══ Information ══

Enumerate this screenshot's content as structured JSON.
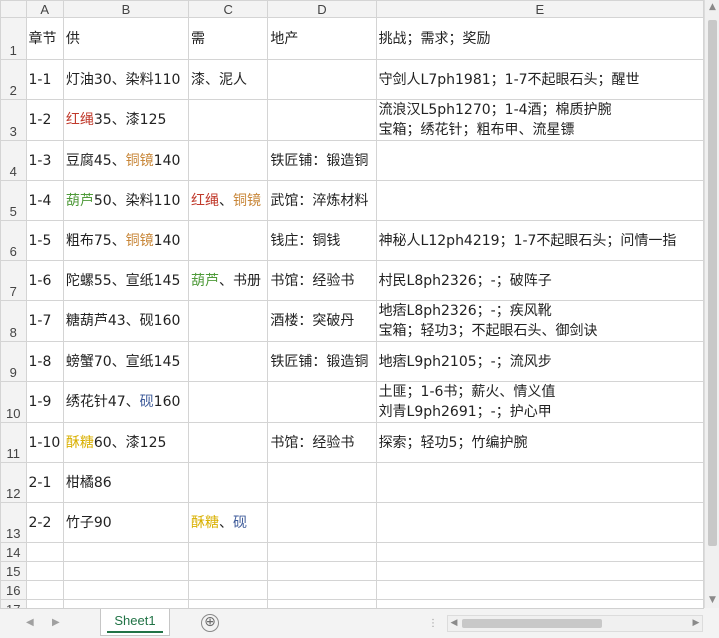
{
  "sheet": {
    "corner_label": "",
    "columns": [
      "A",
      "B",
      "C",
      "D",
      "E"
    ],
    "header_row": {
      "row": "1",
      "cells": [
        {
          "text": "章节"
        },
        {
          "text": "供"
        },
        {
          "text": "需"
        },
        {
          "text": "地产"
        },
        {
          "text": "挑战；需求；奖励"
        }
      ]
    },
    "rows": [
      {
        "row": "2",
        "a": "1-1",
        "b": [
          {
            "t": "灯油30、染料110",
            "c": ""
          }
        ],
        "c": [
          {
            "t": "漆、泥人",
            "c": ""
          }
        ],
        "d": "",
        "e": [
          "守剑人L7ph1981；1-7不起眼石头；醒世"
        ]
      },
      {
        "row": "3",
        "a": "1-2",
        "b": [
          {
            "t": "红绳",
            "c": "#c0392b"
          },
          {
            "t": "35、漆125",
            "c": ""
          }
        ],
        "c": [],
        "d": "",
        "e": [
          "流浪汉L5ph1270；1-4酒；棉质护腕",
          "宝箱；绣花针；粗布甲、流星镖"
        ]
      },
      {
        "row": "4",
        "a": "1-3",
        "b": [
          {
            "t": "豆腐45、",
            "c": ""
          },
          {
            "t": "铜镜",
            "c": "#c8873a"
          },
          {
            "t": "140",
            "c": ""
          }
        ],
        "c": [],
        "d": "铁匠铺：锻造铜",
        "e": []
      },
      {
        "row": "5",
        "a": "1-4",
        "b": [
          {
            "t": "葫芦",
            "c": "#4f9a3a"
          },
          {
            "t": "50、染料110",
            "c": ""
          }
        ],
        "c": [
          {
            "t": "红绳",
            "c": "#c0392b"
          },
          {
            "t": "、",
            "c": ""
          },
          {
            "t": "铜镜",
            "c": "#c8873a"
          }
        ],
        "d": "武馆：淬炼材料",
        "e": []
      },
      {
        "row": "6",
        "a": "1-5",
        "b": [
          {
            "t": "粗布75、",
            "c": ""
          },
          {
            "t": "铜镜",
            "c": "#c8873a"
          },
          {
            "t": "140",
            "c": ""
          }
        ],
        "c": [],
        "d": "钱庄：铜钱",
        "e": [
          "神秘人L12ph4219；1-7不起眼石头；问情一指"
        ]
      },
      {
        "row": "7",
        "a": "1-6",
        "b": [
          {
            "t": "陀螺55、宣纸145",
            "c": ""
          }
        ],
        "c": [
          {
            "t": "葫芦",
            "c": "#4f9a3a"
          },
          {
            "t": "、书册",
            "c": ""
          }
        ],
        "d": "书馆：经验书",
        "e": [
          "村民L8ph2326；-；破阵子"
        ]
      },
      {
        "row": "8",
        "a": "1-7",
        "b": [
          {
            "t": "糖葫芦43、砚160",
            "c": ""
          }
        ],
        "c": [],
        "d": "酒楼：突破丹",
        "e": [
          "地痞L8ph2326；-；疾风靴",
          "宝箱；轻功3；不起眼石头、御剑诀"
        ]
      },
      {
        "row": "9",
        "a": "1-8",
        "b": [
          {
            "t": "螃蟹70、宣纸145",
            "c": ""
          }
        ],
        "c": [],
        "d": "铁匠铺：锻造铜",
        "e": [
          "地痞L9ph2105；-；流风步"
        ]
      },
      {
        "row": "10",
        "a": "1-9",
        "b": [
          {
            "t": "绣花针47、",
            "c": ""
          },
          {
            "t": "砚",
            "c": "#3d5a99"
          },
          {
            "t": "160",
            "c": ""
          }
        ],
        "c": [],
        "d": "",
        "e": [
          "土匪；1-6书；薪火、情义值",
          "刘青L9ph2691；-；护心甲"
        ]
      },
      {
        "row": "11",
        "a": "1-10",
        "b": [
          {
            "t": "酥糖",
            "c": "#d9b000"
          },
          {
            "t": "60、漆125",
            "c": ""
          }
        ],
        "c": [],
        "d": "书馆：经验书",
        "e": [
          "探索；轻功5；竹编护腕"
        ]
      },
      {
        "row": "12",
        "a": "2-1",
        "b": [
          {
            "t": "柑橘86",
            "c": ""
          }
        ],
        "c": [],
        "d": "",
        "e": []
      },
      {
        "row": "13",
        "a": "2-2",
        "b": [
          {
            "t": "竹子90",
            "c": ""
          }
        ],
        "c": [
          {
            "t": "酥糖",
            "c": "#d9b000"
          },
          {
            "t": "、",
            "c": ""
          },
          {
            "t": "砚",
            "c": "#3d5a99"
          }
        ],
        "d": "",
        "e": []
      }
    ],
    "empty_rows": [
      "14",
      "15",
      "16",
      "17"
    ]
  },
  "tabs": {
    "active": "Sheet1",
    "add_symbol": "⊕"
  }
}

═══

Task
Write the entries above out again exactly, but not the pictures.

Task answer
Enumerate this screenshot's content as structured JSON.
{
  "sheet": {
    "corner_label": "",
    "columns": [
      "A",
      "B",
      "C",
      "D",
      "E"
    ],
    "header_row": {
      "row": "1",
      "cells": [
        {
          "text": "章节"
        },
        {
          "text": "供"
        },
        {
          "text": "需"
        },
        {
          "text": "地产"
        },
        {
          "text": "挑战；需求；奖励"
        }
      ]
    },
    "rows": [
      {
        "row": "2",
        "a": "1-1",
        "b": [
          {
            "t": "灯油30、染料110",
            "c": ""
          }
        ],
        "c": [
          {
            "t": "漆、泥人",
            "c": ""
          }
        ],
        "d": "",
        "e": [
          "守剑人L7ph1981；1-7不起眼石头；醒世"
        ]
      },
      {
        "row": "3",
        "a": "1-2",
        "b": [
          {
            "t": "红绳",
            "c": "#c0392b"
          },
          {
            "t": "35、漆125",
            "c": ""
          }
        ],
        "c": [],
        "d": "",
        "e": [
          "流浪汉L5ph1270；1-4酒；棉质护腕",
          "宝箱；绣花针；粗布甲、流星镖"
        ]
      },
      {
        "row": "4",
        "a": "1-3",
        "b": [
          {
            "t": "豆腐45、",
            "c": ""
          },
          {
            "t": "铜镜",
            "c": "#c8873a"
          },
          {
            "t": "140",
            "c": ""
          }
        ],
        "c": [],
        "d": "铁匠铺：锻造铜",
        "e": []
      },
      {
        "row": "5",
        "a": "1-4",
        "b": [
          {
            "t": "葫芦",
            "c": "#4f9a3a"
          },
          {
            "t": "50、染料110",
            "c": ""
          }
        ],
        "c": [
          {
            "t": "红绳",
            "c": "#c0392b"
          },
          {
            "t": "、",
            "c": ""
          },
          {
            "t": "铜镜",
            "c": "#c8873a"
          }
        ],
        "d": "武馆：淬炼材料",
        "e": []
      },
      {
        "row": "6",
        "a": "1-5",
        "b": [
          {
            "t": "粗布75、",
            "c": ""
          },
          {
            "t": "铜镜",
            "c": "#c8873a"
          },
          {
            "t": "140",
            "c": ""
          }
        ],
        "c": [],
        "d": "钱庄：铜钱",
        "e": [
          "神秘人L12ph4219；1-7不起眼石头；问情一指"
        ]
      },
      {
        "row": "7",
        "a": "1-6",
        "b": [
          {
            "t": "陀螺55、宣纸145",
            "c": ""
          }
        ],
        "c": [
          {
            "t": "葫芦",
            "c": "#4f9a3a"
          },
          {
            "t": "、书册",
            "c": ""
          }
        ],
        "d": "书馆：经验书",
        "e": [
          "村民L8ph2326；-；破阵子"
        ]
      },
      {
        "row": "8",
        "a": "1-7",
        "b": [
          {
            "t": "糖葫芦43、砚160",
            "c": ""
          }
        ],
        "c": [],
        "d": "酒楼：突破丹",
        "e": [
          "地痞L8ph2326；-；疾风靴",
          "宝箱；轻功3；不起眼石头、御剑诀"
        ]
      },
      {
        "row": "9",
        "a": "1-8",
        "b": [
          {
            "t": "螃蟹70、宣纸145",
            "c": ""
          }
        ],
        "c": [],
        "d": "铁匠铺：锻造铜",
        "e": [
          "地痞L9ph2105；-；流风步"
        ]
      },
      {
        "row": "10",
        "a": "1-9",
        "b": [
          {
            "t": "绣花针47、",
            "c": ""
          },
          {
            "t": "砚",
            "c": "#3d5a99"
          },
          {
            "t": "160",
            "c": ""
          }
        ],
        "c": [],
        "d": "",
        "e": [
          "土匪；1-6书；薪火、情义值",
          "刘青L9ph2691；-；护心甲"
        ]
      },
      {
        "row": "11",
        "a": "1-10",
        "b": [
          {
            "t": "酥糖",
            "c": "#d9b000"
          },
          {
            "t": "60、漆125",
            "c": ""
          }
        ],
        "c": [],
        "d": "书馆：经验书",
        "e": [
          "探索；轻功5；竹编护腕"
        ]
      },
      {
        "row": "12",
        "a": "2-1",
        "b": [
          {
            "t": "柑橘86",
            "c": ""
          }
        ],
        "c": [],
        "d": "",
        "e": []
      },
      {
        "row": "13",
        "a": "2-2",
        "b": [
          {
            "t": "竹子90",
            "c": ""
          }
        ],
        "c": [
          {
            "t": "酥糖",
            "c": "#d9b000"
          },
          {
            "t": "、",
            "c": ""
          },
          {
            "t": "砚",
            "c": "#3d5a99"
          }
        ],
        "d": "",
        "e": []
      }
    ],
    "empty_rows": [
      "14",
      "15",
      "16",
      "17"
    ]
  },
  "tabs": {
    "active": "Sheet1",
    "add_symbol": "⊕"
  }
}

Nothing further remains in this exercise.